WEDNESDAY, 15 MAY 2013
The Cambridge Science Centre first burst on to the scene in October 2011, staging a one- day ‘Science Xchange’ event at the Cambridge Guildhall. The event featured scientific artwork, guest demonstrations by student society CHaOS and the main attraction, a ‘Rube Goldberg’ machine made up of interconnecting modules, manufactured by science centre staff and groups of local schoolchildren. Each module was made up of moving parts, which tipped, dropped or sprang to trigger movement in the next section, creating a chain reaction that travelled around the room and culminated in the firing of a high-speed air rocket the length of the hall to release squealing balloons. The event was such a hit that the ‘Science Xchange’ returned to the Guildhall in October 2012, with members of the public adding to the mayhem by building contraptions on the day. This time, the chain included dominoes, hydraulic systems, catapults and a fantastic musical organ constructed from mouse traps and party poppers.
Between these two events, the Cambridge Science Centre team were hard at work taking their unique hands-on exhibits further afield across Cambridgeshire. The ‘Library Science Lab’ tour in summer 2012 saw interactive stations, featuring equipment from microscopes to electromagnetic generators, installed in public libraries across the county. The tour proved to be a great success, receiving excellent feedback, and soon after completion the first full-time home for the Cambridge Science Centre was confirmed: the old Marshall’s Garage workshop on Jesus Lane. The opening of the Science Centre in early February was the culmination of many months of hard work by a small but dedicated team of science communication enthusiasts. This hard work proved worthwhile; the venue was packed with excited visitors throughout lent half-term. School groups will be able to book to visit the centre on weekday mornings, while during afternoons, weekends and school holidays the centre will be open for the public to drop in or attend a variety of scheduled workshops. Special events, including those aimed at adults, will also run in the evenings.

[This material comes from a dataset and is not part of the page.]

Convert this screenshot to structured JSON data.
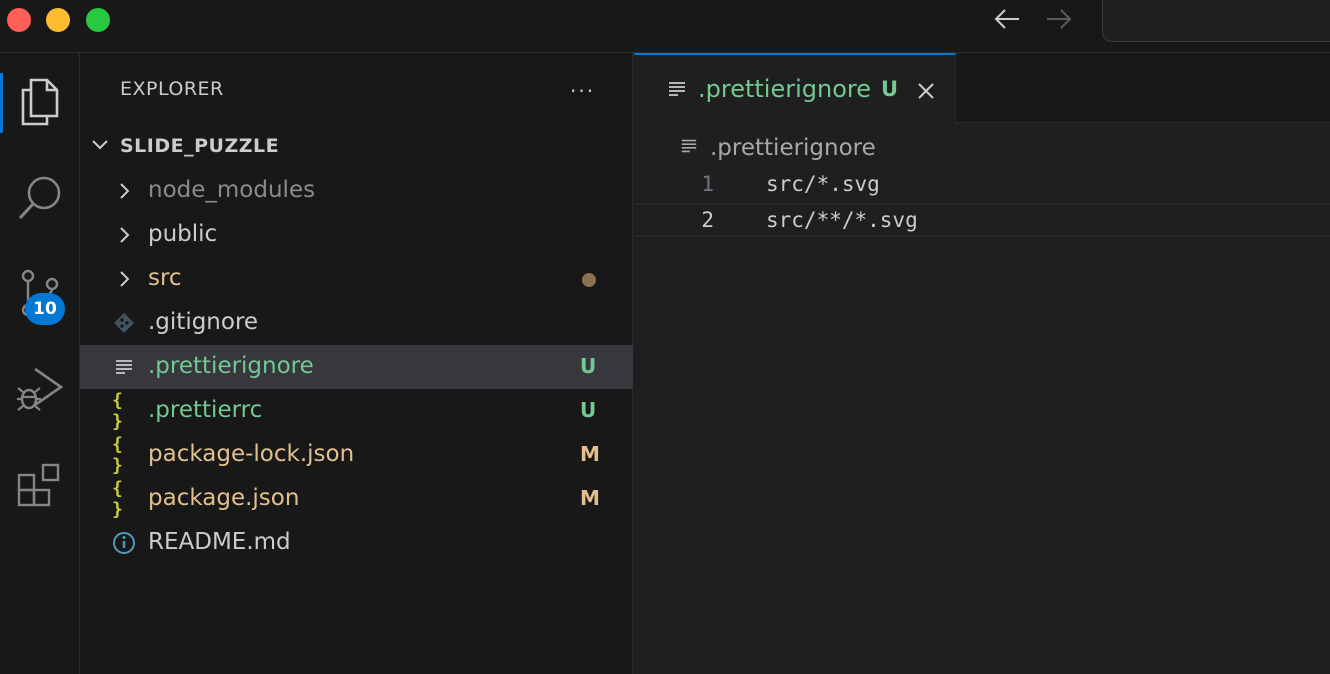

Despite the small size of the centre, it is crammed with a range of exciting exhibits, which will change on a regular basis, making repeat visits worthwhile. The centre is well worth exploring whatever your age or background, and in addition will provide excellent opportunities for both volunteering and employment in the field of science communication. Visit www.cambridgesciencecentre.org to find out more, or follow @camsciencecntr on Twitter for regular updates on the progress of new exhibits in the workshop!
Elizabeth Mooney is a 2nd year PhD student at the Department of Pharmacology Cambridge has a reputation as a world-class centre for excellence in scientific research and some of the most significant discoveries in modern times have been made here. It therefore seems obvious that as a city we should seek to inspire younger generations to explore science and make their own discoveries about how things work in the world around them. However, unlike many other cities we have never had a dedicated hands-on science museum providing these opportunities. The opening of the new Cambridge Science Centre has changed all that. Open six days a week, the Science Centre is filled with a fascinating array of hands-on exhibits ranging from infrared cameras to giant anatomical models, and also features a large magnetic wall on which complex cog and gear contraptions can be constructed.